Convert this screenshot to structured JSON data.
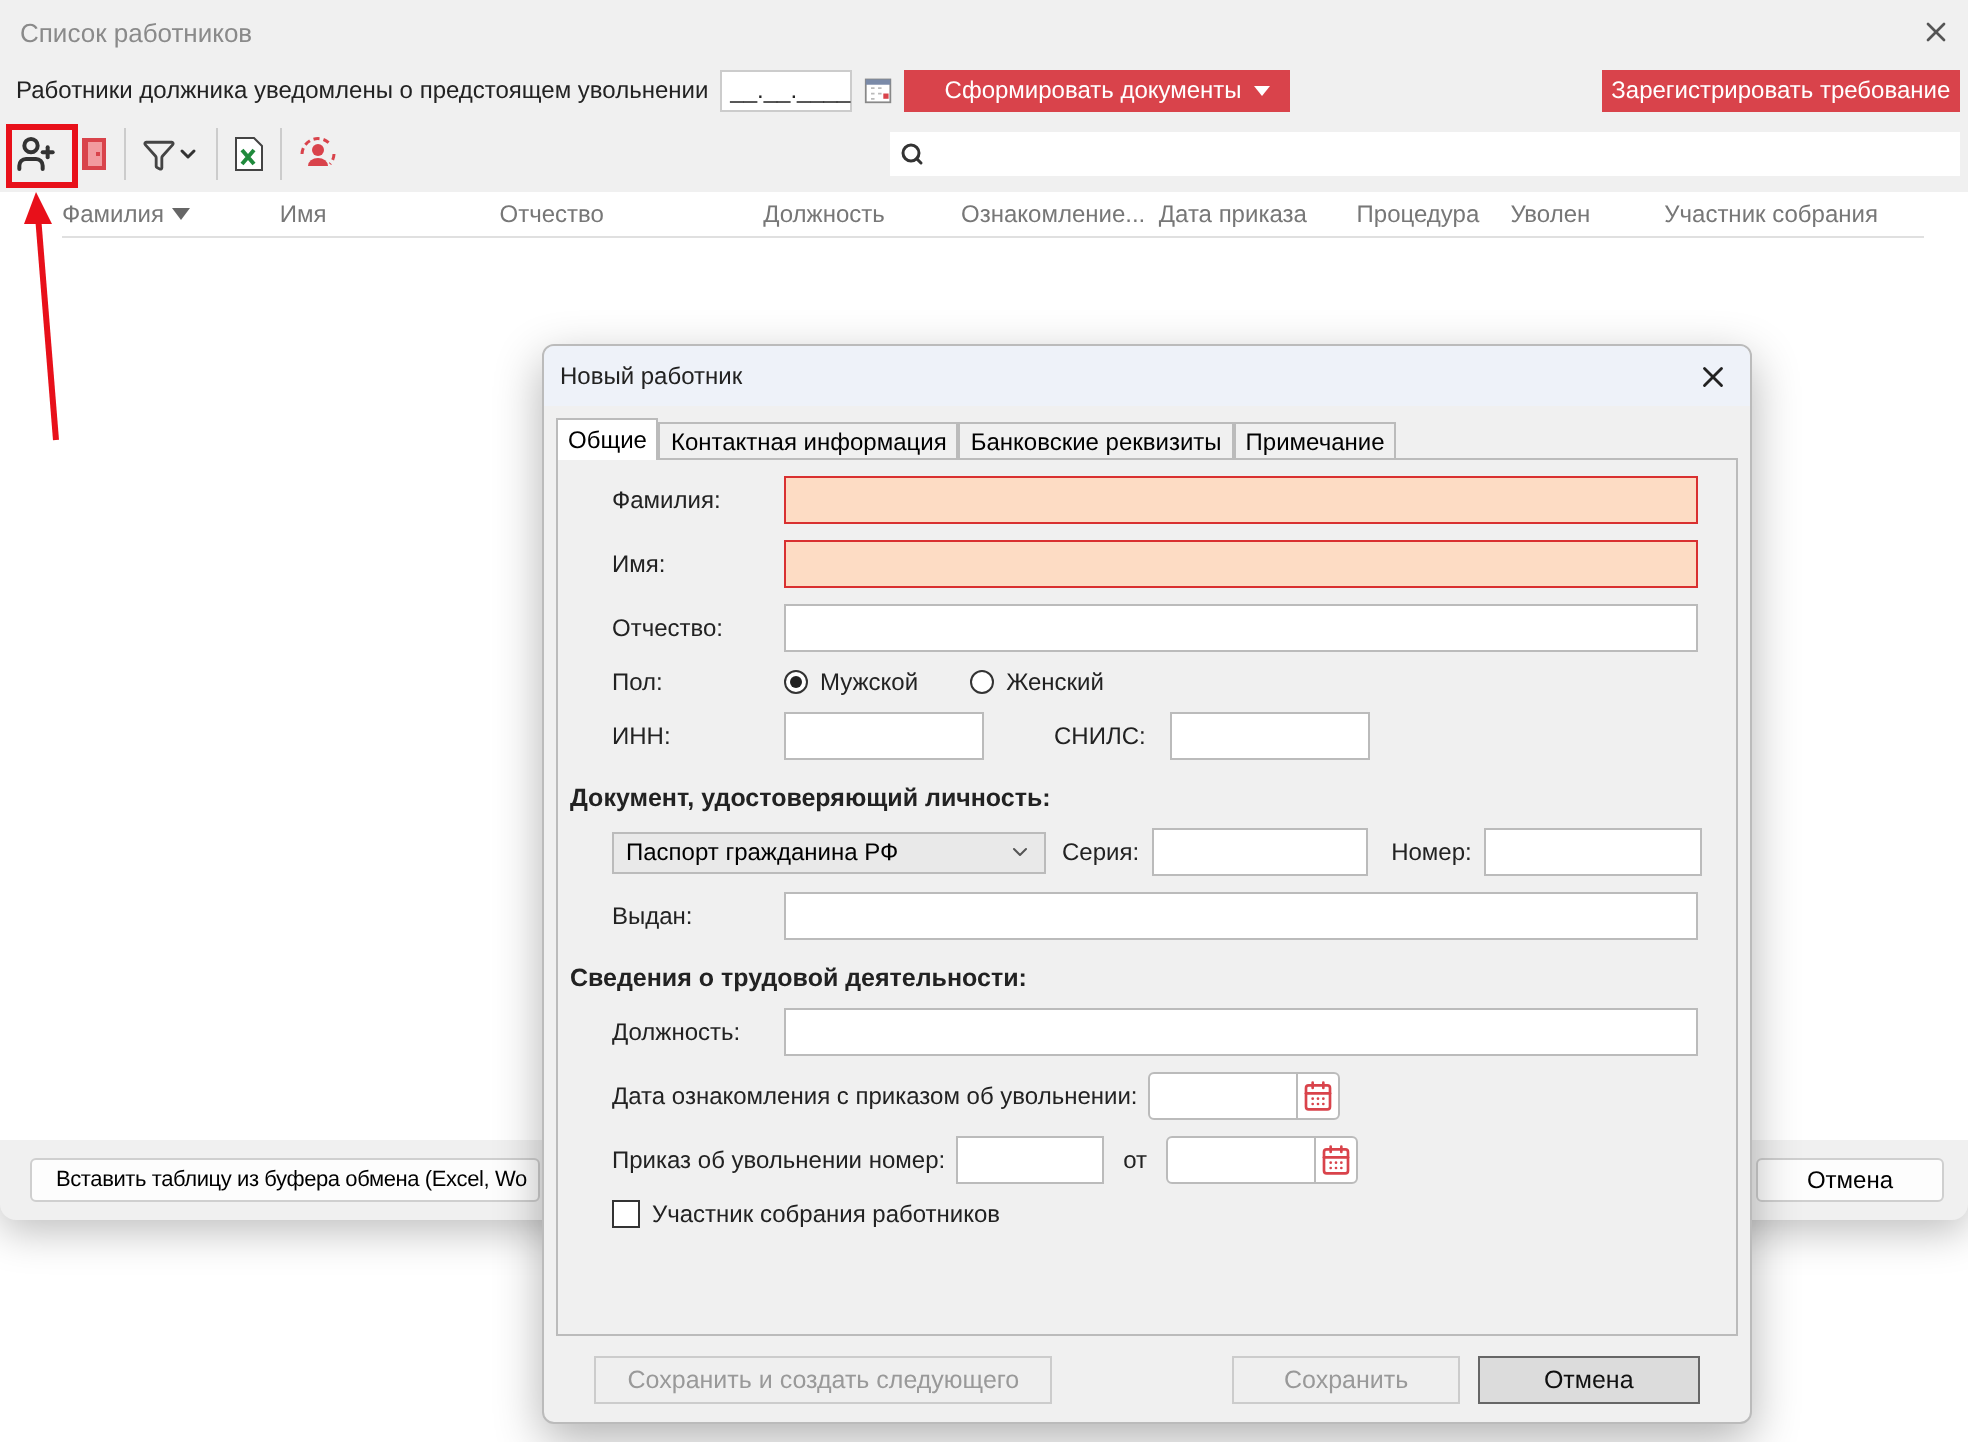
{
  "window": {
    "title": "Список работников"
  },
  "notice": {
    "label": "Работники должника уведомлены о предстоящем увольнении",
    "date_value": "__.__.____"
  },
  "actions": {
    "generate": "Сформировать документы",
    "register": "Зарегистрировать требование"
  },
  "table": {
    "columns": [
      {
        "label": "Фамилия",
        "sorted": true
      },
      {
        "label": "Имя",
        "sorted": false
      },
      {
        "label": "Отчество",
        "sorted": false
      },
      {
        "label": "Должность",
        "sorted": false
      },
      {
        "label": "Ознакомление...",
        "sorted": false
      },
      {
        "label": "Дата приказа",
        "sorted": false
      },
      {
        "label": "Процедура",
        "sorted": false
      },
      {
        "label": "Уволен",
        "sorted": false
      },
      {
        "label": "Участник собрания",
        "sorted": false
      }
    ]
  },
  "bottom": {
    "paste": "Вставить таблицу из буфера обмена (Excel, Wo",
    "cancel": "Отмена"
  },
  "dialog": {
    "title": "Новый работник",
    "tabs": [
      {
        "label": "Общие",
        "selected": true
      },
      {
        "label": "Контактная информация",
        "selected": false
      },
      {
        "label": "Банковские реквизиты",
        "selected": false
      },
      {
        "label": "Примечание",
        "selected": false
      }
    ],
    "surname": {
      "label": "Фамилия:",
      "invalid": true
    },
    "name": {
      "label": "Имя:",
      "invalid": true
    },
    "patronymic": {
      "label": "Отчество:",
      "invalid": false
    },
    "gender": {
      "label": "Пол:",
      "options": [
        {
          "label": "Мужской",
          "selected": true
        },
        {
          "label": "Женский",
          "selected": false
        }
      ]
    },
    "inn": {
      "label": "ИНН:"
    },
    "snils": {
      "label": "СНИЛС:"
    },
    "document_heading": "Документ, удостоверяющий личность:",
    "document_type": "Паспорт гражданина РФ",
    "series": {
      "label": "Серия:"
    },
    "number": {
      "label": "Номер:"
    },
    "issued": {
      "label": "Выдан:"
    },
    "work_heading": "Сведения о трудовой деятельности:",
    "position": {
      "label": "Должность:"
    },
    "ack_date": {
      "label": "Дата ознакомления с приказом об увольнении:"
    },
    "order": {
      "label": "Приказ об увольнении номер:",
      "from": "от"
    },
    "participant": {
      "label": "Участник собрания работников",
      "checked": false
    },
    "buttons": [
      {
        "label": "Сохранить и создать следующего",
        "disabled": true,
        "default": false
      },
      {
        "label": "Сохранить",
        "disabled": true,
        "default": false
      },
      {
        "label": "Отмена",
        "disabled": false,
        "default": true
      }
    ]
  }
}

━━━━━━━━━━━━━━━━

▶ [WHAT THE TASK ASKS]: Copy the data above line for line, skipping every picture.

▶ [WRITTEN SOLUTION]:
Convert this screenshot to structured JSON data.
{
  "window": {
    "title": "Список работников"
  },
  "notice": {
    "label": "Работники должника уведомлены о предстоящем увольнении",
    "date_value": "__.__.____"
  },
  "actions": {
    "generate": "Сформировать документы",
    "register": "Зарегистрировать требование"
  },
  "table": {
    "columns": [
      {
        "label": "Фамилия",
        "sorted": true
      },
      {
        "label": "Имя",
        "sorted": false
      },
      {
        "label": "Отчество",
        "sorted": false
      },
      {
        "label": "Должность",
        "sorted": false
      },
      {
        "label": "Ознакомление...",
        "sorted": false
      },
      {
        "label": "Дата приказа",
        "sorted": false
      },
      {
        "label": "Процедура",
        "sorted": false
      },
      {
        "label": "Уволен",
        "sorted": false
      },
      {
        "label": "Участник собрания",
        "sorted": false
      }
    ]
  },
  "bottom": {
    "paste": "Вставить таблицу из буфера обмена (Excel, Wo",
    "cancel": "Отмена"
  },
  "dialog": {
    "title": "Новый работник",
    "tabs": [
      {
        "label": "Общие",
        "selected": true
      },
      {
        "label": "Контактная информация",
        "selected": false
      },
      {
        "label": "Банковские реквизиты",
        "selected": false
      },
      {
        "label": "Примечание",
        "selected": false
      }
    ],
    "surname": {
      "label": "Фамилия:",
      "invalid": true
    },
    "name": {
      "label": "Имя:",
      "invalid": true
    },
    "patronymic": {
      "label": "Отчество:",
      "invalid": false
    },
    "gender": {
      "label": "Пол:",
      "options": [
        {
          "label": "Мужской",
          "selected": true
        },
        {
          "label": "Женский",
          "selected": false
        }
      ]
    },
    "inn": {
      "label": "ИНН:"
    },
    "snils": {
      "label": "СНИЛС:"
    },
    "document_heading": "Документ, удостоверяющий личность:",
    "document_type": "Паспорт гражданина РФ",
    "series": {
      "label": "Серия:"
    },
    "number": {
      "label": "Номер:"
    },
    "issued": {
      "label": "Выдан:"
    },
    "work_heading": "Сведения о трудовой деятельности:",
    "position": {
      "label": "Должность:"
    },
    "ack_date": {
      "label": "Дата ознакомления с приказом об увольнении:"
    },
    "order": {
      "label": "Приказ об увольнении номер:",
      "from": "от"
    },
    "participant": {
      "label": "Участник собрания работников",
      "checked": false
    },
    "buttons": [
      {
        "label": "Сохранить и создать следующего",
        "disabled": true,
        "default": false
      },
      {
        "label": "Сохранить",
        "disabled": true,
        "default": false
      },
      {
        "label": "Отмена",
        "disabled": false,
        "default": true
      }
    ]
  }
}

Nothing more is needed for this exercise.